**Records provided**
════════
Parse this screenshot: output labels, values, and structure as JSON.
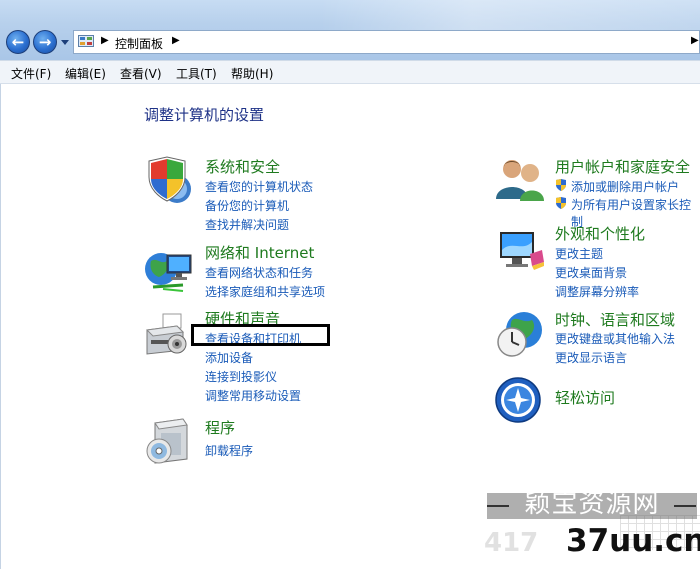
{
  "address": {
    "crumb": "控制面板"
  },
  "menu": [
    {
      "label": "文件(F)"
    },
    {
      "label": "编辑(E)"
    },
    {
      "label": "查看(V)"
    },
    {
      "label": "工具(T)"
    },
    {
      "label": "帮助(H)"
    }
  ],
  "page_heading": "调整计算机的设置",
  "left_categories": [
    {
      "title": "系统和安全",
      "icon": "shield-icon",
      "tasks": [
        "查看您的计算机状态",
        "备份您的计算机",
        "查找并解决问题"
      ]
    },
    {
      "title": "网络和 Internet",
      "icon": "network-globe-icon",
      "tasks": [
        "查看网络状态和任务",
        "选择家庭组和共享选项"
      ]
    },
    {
      "title": "硬件和声音",
      "icon": "printer-icon",
      "tasks": [
        "查看设备和打印机",
        "添加设备",
        "连接到投影仪",
        "调整常用移动设置"
      ]
    },
    {
      "title": "程序",
      "icon": "programs-icon",
      "tasks": [
        "卸载程序"
      ]
    }
  ],
  "right_categories": [
    {
      "title": "用户帐户和家庭安全",
      "icon": "users-icon",
      "tasks": [
        "添加或删除用户帐户",
        "为所有用户设置家长控制"
      ]
    },
    {
      "title": "外观和个性化",
      "icon": "monitor-icon",
      "tasks": [
        "更改主题",
        "更改桌面背景",
        "调整屏幕分辨率"
      ]
    },
    {
      "title": "时钟、语言和区域",
      "icon": "clock-globe-icon",
      "tasks": [
        "更改键盘或其他输入法",
        "更改显示语言"
      ]
    },
    {
      "title": "轻松访问",
      "icon": "accessibility-icon",
      "tasks": []
    }
  ],
  "watermark": {
    "cn": "颖宝资源网",
    "num": "417",
    "domain": "37uu.cn"
  },
  "colors": {
    "category_title": "#1e7a1e",
    "task_link": "#1a5bb8",
    "heading": "#1e3287",
    "highlight_border": "#000000"
  }
}
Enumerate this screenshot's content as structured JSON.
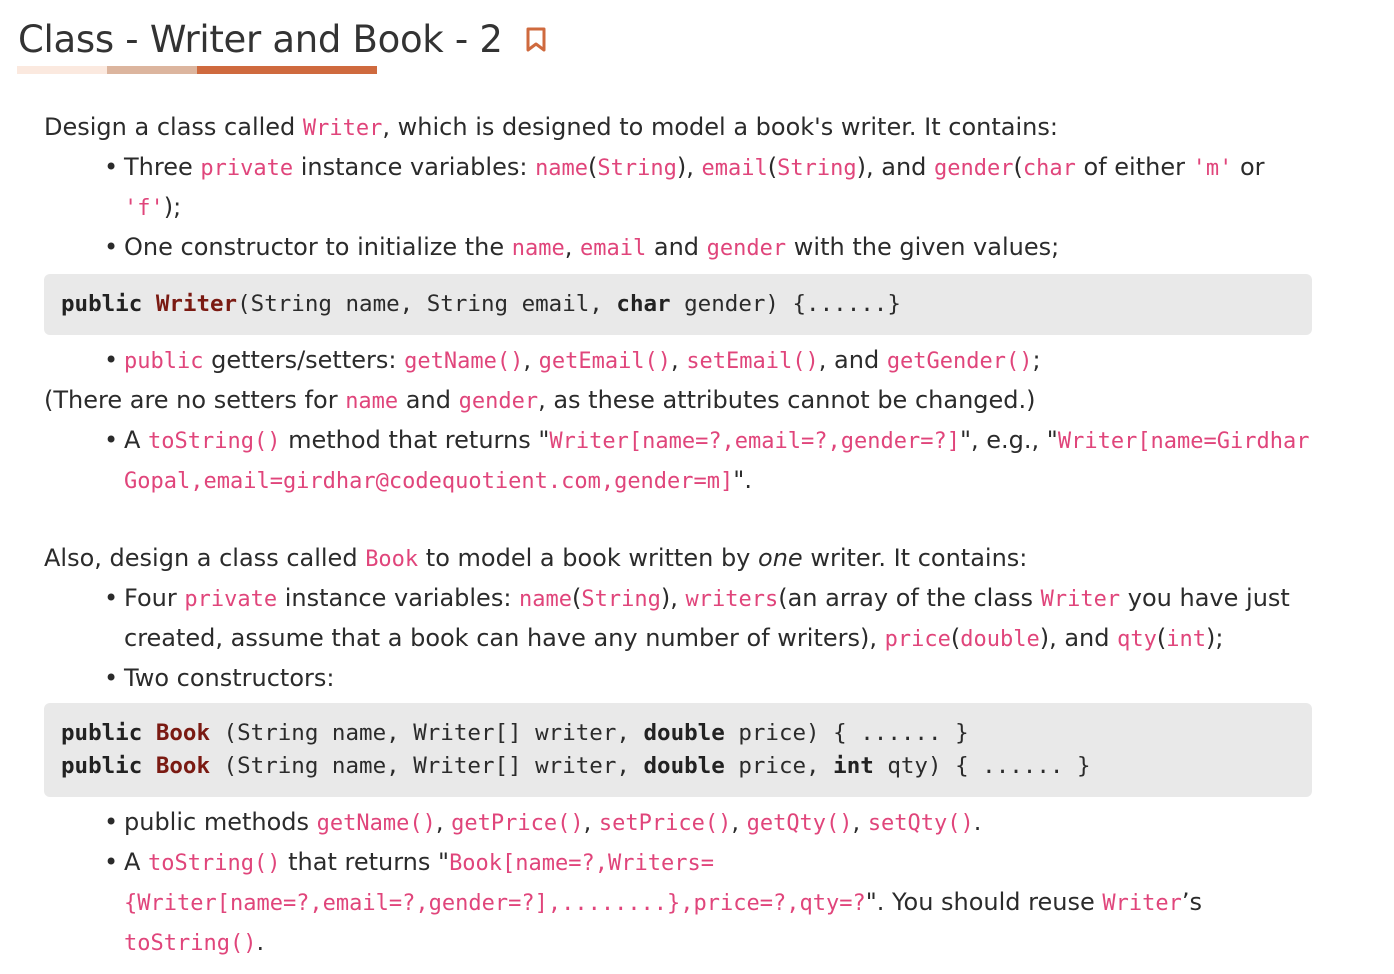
{
  "header": {
    "title": "Class - Writer and Book - 2",
    "bookmark_icon": "bookmark-icon",
    "underline_colors": [
      "#fbe9df",
      "#dcb59e",
      "#cf6a3e",
      "#cf6a3e"
    ]
  },
  "section1": {
    "intro": {
      "t1": "Design a class called ",
      "c1": "Writer",
      "t2": ", which is designed to model a book's writer. It contains:"
    },
    "b1": {
      "t1": "Three ",
      "c1": "private",
      "t2": " instance variables: ",
      "c2": "name",
      "t3": "(",
      "c3": "String",
      "t4": "), ",
      "c4": "email",
      "t5": "(",
      "c5": "String",
      "t6": "), and ",
      "c6": "gender",
      "t7": "(",
      "c7": "char",
      "t8": " of either ",
      "c8": "'m'",
      "t9": " or ",
      "c9": "'f'",
      "t10": ");"
    },
    "b2": {
      "t1": "One constructor to initialize the ",
      "c1": "name",
      "t2": ", ",
      "c2": "email",
      "t3": " and ",
      "c3": "gender",
      "t4": " with the given values;"
    },
    "code": {
      "k1": "public",
      "c1": "Writer",
      "p1": "(String name, String email, ",
      "k2": "char",
      "p2": " gender) {......}"
    },
    "b3": {
      "c1": "public",
      "t1": " getters/setters: ",
      "c2": "getName()",
      "t2": ", ",
      "c3": "getEmail()",
      "t3": ", ",
      "c4": "setEmail()",
      "t4": ", and ",
      "c5": "getGender()",
      "t5": ";"
    },
    "note": {
      "t1": "(There are no setters for ",
      "c1": "name",
      "t2": " and ",
      "c2": "gender",
      "t3": ", as these attributes cannot be changed.)"
    },
    "b4": {
      "t1": "A ",
      "c1": "toString()",
      "t2": " method that returns \"",
      "c2": "Writer[name=?,email=?,gender=?]",
      "t3": "\", e.g., \"",
      "c3": "Writer[name=Girdhar Gopal,email=girdhar@codequotient.com,gender=m]",
      "t4": "\"."
    }
  },
  "section2": {
    "intro": {
      "t1": "Also, design a class called ",
      "c1": "Book",
      "t2": " to model a book written by ",
      "em": "one",
      "t3": " writer. It contains:"
    },
    "b1": {
      "t1": "Four ",
      "c1": "private",
      "t2": " instance variables: ",
      "c2": "name",
      "t3": "(",
      "c3": "String",
      "t4": "), ",
      "c4": "writers",
      "t5": "(an array of the class ",
      "c5": "Writer",
      "t6": " you have just created, assume that a book can have any number of writers), ",
      "c6": "price",
      "t7": "(",
      "c7": "double",
      "t8": "), and ",
      "c8": "qty",
      "t9": "(",
      "c9": "int",
      "t10": ");"
    },
    "b2": {
      "t1": "Two constructors:"
    },
    "code1": {
      "k1": "public",
      "c1": "Book",
      "p1": " (String name, Writer[] writer, ",
      "k2": "double",
      "p2": " price) { ...... }"
    },
    "code2": {
      "k1": "public",
      "c1": "Book",
      "p1": " (String name, Writer[] writer, ",
      "k2": "double",
      "p2": " price, ",
      "k3": "int",
      "p3": " qty) { ...... }"
    },
    "b3": {
      "t1": "public methods ",
      "c1": "getName()",
      "t2": ", ",
      "c2": "getPrice()",
      "t3": ", ",
      "c3": "setPrice()",
      "t4": ", ",
      "c4": "getQty()",
      "t5": ", ",
      "c5": "setQty()",
      "t6": "."
    },
    "b4": {
      "t1": "A ",
      "c1": "toString()",
      "t2": " that returns \"",
      "c2": "Book[name=?,Writers=",
      "c3": "{Writer[name=?,email=?,gender=?],........},price=?,qty=?",
      "t3": "\". You should reuse ",
      "c4": "Writer",
      "t4": "’s ",
      "c5": "toString()",
      "t5": "."
    }
  }
}
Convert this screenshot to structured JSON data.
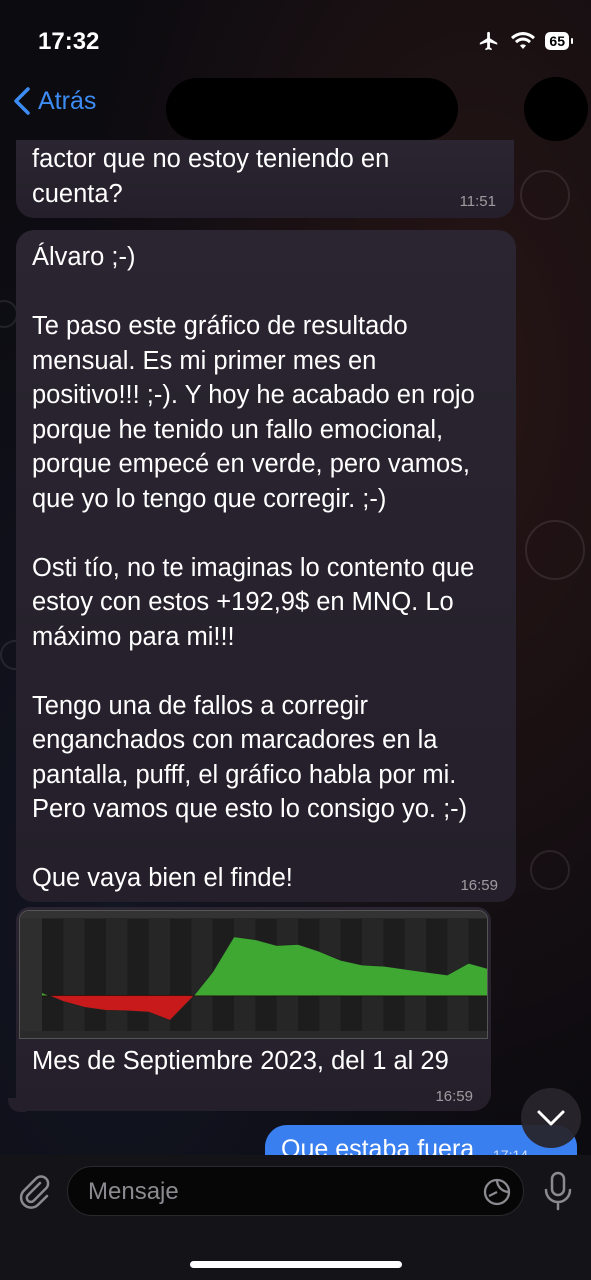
{
  "status_bar": {
    "time": "17:32",
    "battery": "65"
  },
  "nav": {
    "back_label": "Atrás"
  },
  "messages": [
    {
      "text": "factor que no estoy teniendo en\ncuenta?",
      "time": "11:51"
    },
    {
      "text": "Álvaro ;-)\n\nTe paso este gráfico de resultado\nmensual. Es mi primer mes en\npositivo!!! ;-). Y hoy he acabado en rojo\nporque he tenido un fallo emocional,\nporque empecé en verde, pero vamos,\nque yo lo tengo que corregir. ;-)\n\nOsti tío, no te imaginas lo contento que\nestoy con estos +192,9$ en MNQ. Lo\nmáximo para mi!!!\n\nTengo una de fallos a corregir\nenganchados con marcadores en la\npantalla, pufff, el gráfico habla por mi.\nPero vamos que esto lo consigo yo. ;-)\n\nQue vaya bien el finde!",
      "time": "16:59"
    },
    {
      "caption": "Mes de Septiembre 2023, del 1 al 29",
      "time": "16:59"
    }
  ],
  "outgoing": {
    "text": "Que estaba fuera",
    "time": "17:14"
  },
  "input": {
    "placeholder": "Mensaje"
  },
  "colors": {
    "accent": "#3d8cf4",
    "positive": "#3ea832",
    "negative": "#c81a1a",
    "outgoing_bubble": "#3a7ff0"
  },
  "chart_data": {
    "type": "area",
    "title": "",
    "x": [
      1,
      2,
      3,
      4,
      5,
      6,
      7,
      8,
      9,
      10,
      11,
      12,
      13,
      14,
      15,
      16,
      17,
      18,
      19,
      20,
      21,
      22
    ],
    "values": [
      5,
      -10,
      -20,
      -25,
      -26,
      -28,
      -42,
      -5,
      40,
      100,
      95,
      85,
      87,
      75,
      60,
      52,
      50,
      45,
      40,
      35,
      55,
      45
    ],
    "ylim": [
      -60,
      130
    ]
  }
}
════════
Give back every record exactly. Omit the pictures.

**Written reply**
Parse this screenshot: output labels, values, and structure as JSON.
{
  "address": {
    "crumb": "控制面板"
  },
  "menu": [
    {
      "label": "文件(F)"
    },
    {
      "label": "编辑(E)"
    },
    {
      "label": "查看(V)"
    },
    {
      "label": "工具(T)"
    },
    {
      "label": "帮助(H)"
    }
  ],
  "page_heading": "调整计算机的设置",
  "left_categories": [
    {
      "title": "系统和安全",
      "icon": "shield-icon",
      "tasks": [
        "查看您的计算机状态",
        "备份您的计算机",
        "查找并解决问题"
      ]
    },
    {
      "title": "网络和 Internet",
      "icon": "network-globe-icon",
      "tasks": [
        "查看网络状态和任务",
        "选择家庭组和共享选项"
      ]
    },
    {
      "title": "硬件和声音",
      "icon": "printer-icon",
      "tasks": [
        "查看设备和打印机",
        "添加设备",
        "连接到投影仪",
        "调整常用移动设置"
      ]
    },
    {
      "title": "程序",
      "icon": "programs-icon",
      "tasks": [
        "卸载程序"
      ]
    }
  ],
  "right_categories": [
    {
      "title": "用户帐户和家庭安全",
      "icon": "users-icon",
      "tasks": [
        "添加或删除用户帐户",
        "为所有用户设置家长控制"
      ]
    },
    {
      "title": "外观和个性化",
      "icon": "monitor-icon",
      "tasks": [
        "更改主题",
        "更改桌面背景",
        "调整屏幕分辨率"
      ]
    },
    {
      "title": "时钟、语言和区域",
      "icon": "clock-globe-icon",
      "tasks": [
        "更改键盘或其他输入法",
        "更改显示语言"
      ]
    },
    {
      "title": "轻松访问",
      "icon": "accessibility-icon",
      "tasks": []
    }
  ],
  "watermark": {
    "cn": "颖宝资源网",
    "num": "417",
    "domain": "37uu.cn"
  },
  "colors": {
    "category_title": "#1e7a1e",
    "task_link": "#1a5bb8",
    "heading": "#1e3287",
    "highlight_border": "#000000"
  }
}
Enumerate this screenshot's content as structured JSON.
{
  "header": {
    "title": "Class - Writer and Book - 2",
    "bookmark_icon": "bookmark-icon",
    "underline_colors": [
      "#fbe9df",
      "#dcb59e",
      "#cf6a3e",
      "#cf6a3e"
    ]
  },
  "section1": {
    "intro": {
      "t1": "Design a class called ",
      "c1": "Writer",
      "t2": ", which is designed to model a book's writer. It contains:"
    },
    "b1": {
      "t1": "Three ",
      "c1": "private",
      "t2": " instance variables: ",
      "c2": "name",
      "t3": "(",
      "c3": "String",
      "t4": "), ",
      "c4": "email",
      "t5": "(",
      "c5": "String",
      "t6": "), and ",
      "c6": "gender",
      "t7": "(",
      "c7": "char",
      "t8": " of either ",
      "c8": "'m'",
      "t9": " or ",
      "c9": "'f'",
      "t10": ");"
    },
    "b2": {
      "t1": "One constructor to initialize the ",
      "c1": "name",
      "t2": ", ",
      "c2": "email",
      "t3": " and ",
      "c3": "gender",
      "t4": " with the given values;"
    },
    "code": {
      "k1": "public",
      "c1": "Writer",
      "p1": "(String name, String email, ",
      "k2": "char",
      "p2": " gender) {......}"
    },
    "b3": {
      "c1": "public",
      "t1": " getters/setters: ",
      "c2": "getName()",
      "t2": ", ",
      "c3": "getEmail()",
      "t3": ", ",
      "c4": "setEmail()",
      "t4": ", and ",
      "c5": "getGender()",
      "t5": ";"
    },
    "note": {
      "t1": "(There are no setters for ",
      "c1": "name",
      "t2": " and ",
      "c2": "gender",
      "t3": ", as these attributes cannot be changed.)"
    },
    "b4": {
      "t1": "A ",
      "c1": "toString()",
      "t2": " method that returns \"",
      "c2": "Writer[name=?,email=?,gender=?]",
      "t3": "\", e.g., \"",
      "c3": "Writer[name=Girdhar Gopal,email=girdhar@codequotient.com,gender=m]",
      "t4": "\"."
    }
  },
  "section2": {
    "intro": {
      "t1": "Also, design a class called ",
      "c1": "Book",
      "t2": " to model a book written by ",
      "em": "one",
      "t3": " writer. It contains:"
    },
    "b1": {
      "t1": "Four ",
      "c1": "private",
      "t2": " instance variables: ",
      "c2": "name",
      "t3": "(",
      "c3": "String",
      "t4": "), ",
      "c4": "writers",
      "t5": "(an array of the class ",
      "c5": "Writer",
      "t6": " you have just created, assume that a book can have any number of writers), ",
      "c6": "price",
      "t7": "(",
      "c7": "double",
      "t8": "), and ",
      "c8": "qty",
      "t9": "(",
      "c9": "int",
      "t10": ");"
    },
    "b2": {
      "t1": "Two constructors:"
    },
    "code1": {
      "k1": "public",
      "c1": "Book",
      "p1": " (String name, Writer[] writer, ",
      "k2": "double",
      "p2": " price) { ...... }"
    },
    "code2": {
      "k1": "public",
      "c1": "Book",
      "p1": " (String name, Writer[] writer, ",
      "k2": "double",
      "p2": " price, ",
      "k3": "int",
      "p3": " qty) { ...... }"
    },
    "b3": {
      "t1": "public methods ",
      "c1": "getName()",
      "t2": ", ",
      "c2": "getPrice()",
      "t3": ", ",
      "c3": "setPrice()",
      "t4": ", ",
      "c4": "getQty()",
      "t5": ", ",
      "c5": "setQty()",
      "t6": "."
    },
    "b4": {
      "t1": "A ",
      "c1": "toString()",
      "t2": " that returns \"",
      "c2": "Book[name=?,Writers=",
      "c3": "{Writer[name=?,email=?,gender=?],........},price=?,qty=?",
      "t3": "\". You should reuse ",
      "c4": "Writer",
      "t4": "’s ",
      "c5": "toString()",
      "t5": "."
    }
  }
}
Convert this screenshot to structured JSON data.
{
  "status_bar": {
    "time": "17:32",
    "battery": "65"
  },
  "nav": {
    "back_label": "Atrás"
  },
  "messages": [
    {
      "text": "factor que no estoy teniendo en\ncuenta?",
      "time": "11:51"
    },
    {
      "text": "Álvaro ;-)\n\nTe paso este gráfico de resultado\nmensual. Es mi primer mes en\npositivo!!! ;-). Y hoy he acabado en rojo\nporque he tenido un fallo emocional,\nporque empecé en verde, pero vamos,\nque yo lo tengo que corregir. ;-)\n\nOsti tío, no te imaginas lo contento que\nestoy con estos +192,9$ en MNQ. Lo\nmáximo para mi!!!\n\nTengo una de fallos a corregir\nenganchados con marcadores en la\npantalla, pufff, el gráfico habla por mi.\nPero vamos que esto lo consigo yo. ;-)\n\nQue vaya bien el finde!",
      "time": "16:59"
    },
    {
      "caption": "Mes de Septiembre 2023, del 1 al 29",
      "time": "16:59"
    }
  ],
  "outgoing": {
    "text": "Que estaba fuera",
    "time": "17:14"
  },
  "input": {
    "placeholder": "Mensaje"
  },
  "colors": {
    "accent": "#3d8cf4",
    "positive": "#3ea832",
    "negative": "#c81a1a",
    "outgoing_bubble": "#3a7ff0"
  },
  "chart_data": {
    "type": "area",
    "title": "",
    "x": [
      1,
      2,
      3,
      4,
      5,
      6,
      7,
      8,
      9,
      10,
      11,
      12,
      13,
      14,
      15,
      16,
      17,
      18,
      19,
      20,
      21,
      22
    ],
    "values": [
      5,
      -10,
      -20,
      -25,
      -26,
      -28,
      -42,
      -5,
      40,
      100,
      95,
      85,
      87,
      75,
      60,
      52,
      50,
      45,
      40,
      35,
      55,
      45
    ],
    "ylim": [
      -60,
      130
    ]
  }
}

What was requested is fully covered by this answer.